Whether or not you choose to host your party at an off site location or hire entertainment, you want to keep the children busy and limit free play as much as possible. As guests arrive you may want to have a craft table set up.
Perhaps have the children make their own name tag or put together a simple craft that they can take home with them at the end of the party. Once guests arrive, you can move on to organized activities such as games or other entertainment.
Break for a snack and refreshment or a meal if that is what you have planned. Next do some more organized activities. Finally, cake and presents. Moving younger children around in a timely fashion will help keep children from getting into trouble and everyone can enjoy the party.
To serve food or not to serve food may be a question. Shorter parties for younger children do not really require a meal. Snacks and refreshments may be sufficient. For longer parties, you may want to provide a lunch or dinner for the party guests.
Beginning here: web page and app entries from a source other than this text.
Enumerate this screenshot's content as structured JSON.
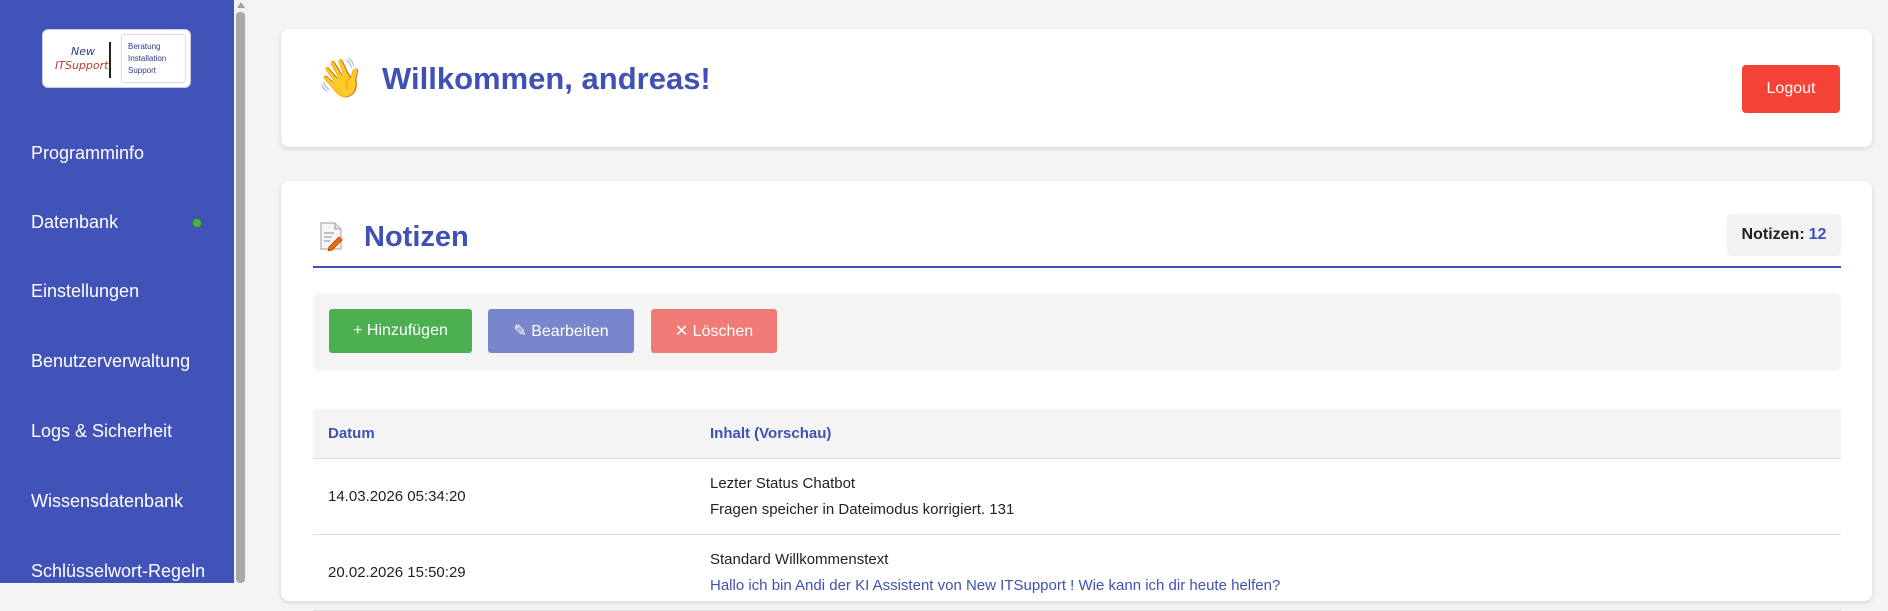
{
  "sidebar": {
    "logo": {
      "left_line1": "New",
      "left_line2": "ITSupport",
      "right_lines": [
        "Beratung",
        "Installation",
        "Support"
      ]
    },
    "items": [
      {
        "label": "Programminfo"
      },
      {
        "label": "Datenbank",
        "status": "connected"
      },
      {
        "label": "Einstellungen"
      },
      {
        "label": "Benutzerverwaltung"
      },
      {
        "label": "Logs & Sicherheit"
      },
      {
        "label": "Wissensdatenbank"
      },
      {
        "label": "Schlüsselwort-Regeln"
      }
    ]
  },
  "header": {
    "wave_icon": "👋",
    "title": "Willkommen, andreas!",
    "logout_label": "Logout"
  },
  "notes": {
    "icon": "📝",
    "title": "Notizen",
    "count_label": "Notizen:",
    "count_value": "12",
    "toolbar": {
      "add_label": "+ Hinzufügen",
      "edit_label": "✎ Bearbeiten",
      "delete_label": "✕ Löschen"
    },
    "table": {
      "headers": [
        "Datum",
        "Inhalt (Vorschau)"
      ],
      "rows": [
        {
          "date": "14.03.2026 05:34:20",
          "line1": "Lezter Status Chatbot",
          "line2": "Fragen speicher in Dateimodus korrigiert. 131"
        },
        {
          "date": "20.02.2026 15:50:29",
          "line1": "Standard Willkommenstext",
          "line2": "Hallo ich bin Andi der KI Assistent von New ITSupport ! Wie kann ich dir heute helfen?"
        }
      ]
    }
  },
  "colors": {
    "sidebar_bg": "#4152b8",
    "accent": "#3f51b5",
    "logout": "#f44336",
    "add": "#4caf50",
    "edit": "#7986cb",
    "delete": "#f07b76",
    "status_online": "#4caf50"
  }
}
Whatever you decide, planning the food to coordinate with the birthday party theme is fun to do. For a luau, serve kebabs. For a picnic, serve hot dogs. You can even get the kids involved by letting them make their own meal such as individual pizzas or a taco bar.
The birthday cake is often a must for any birthday party planning. If you like to bake, you may enjoy creating a unique cake that matches your party’s theme. if you order the cake, there are many designs to choose from at most bakeries.
Whatever your party’s theme, have fun with the decor. Banners, confetti, balloons, lights, and crepe paper are party standards. You can also be more creative depending on your party theme. For example, a beach theme could include sand buckets and shovels, a luau could feature grass skirted tables and tiki lamps, a character party can include images of the character, or a construction theme could include loaders and dump trucks.
Having a timeline can ease your mind during the month of planning a birthday party. Here is a general timeline to consider. You will find yourself checking off the list and have a feeling of accomplishment.
4 weeks before the party
- Decide on your child’s party theme.
- Decide on a guest list.
- Prepare invitations.
- Consider the party venue, entertainment, decorations and food.
3 weeks before the party
- Send invitations. For a smaller party, you can call or send an email or e-vite to your child’s friends
- Purchase decorations or, if you feel creative, plan homemade decorations which will also help with your budget
- Get together party favors
- Arrange for extra help (family, friends, parents, neighbors or a professional party planner)
1 – 2 weeks before the party
- Prepare or buy party favors
- Schedule activities
- Call guests who have not responded to invitations – they could have been lost or misplaced
3 days before the party
- Buy food
1 – 2 days before the party
- Bake the cake if you have not ordered it from a bakery
- Gather together supplies
- Prepare make-ahead food
Other things to consider…
Opening presents at a birthday party can be an important event for the birthday boy or girl but also for the guests as younger children look forward to seeing their gift opened and appreciated. It is an important part of birthday party planning. Keep a list of all birthday gifts and who gave them so you can send a Thank You note after the party. Taking a picture of each gift and including it with the Thank You note is a nice touch.
Have fun planning your next birthday party!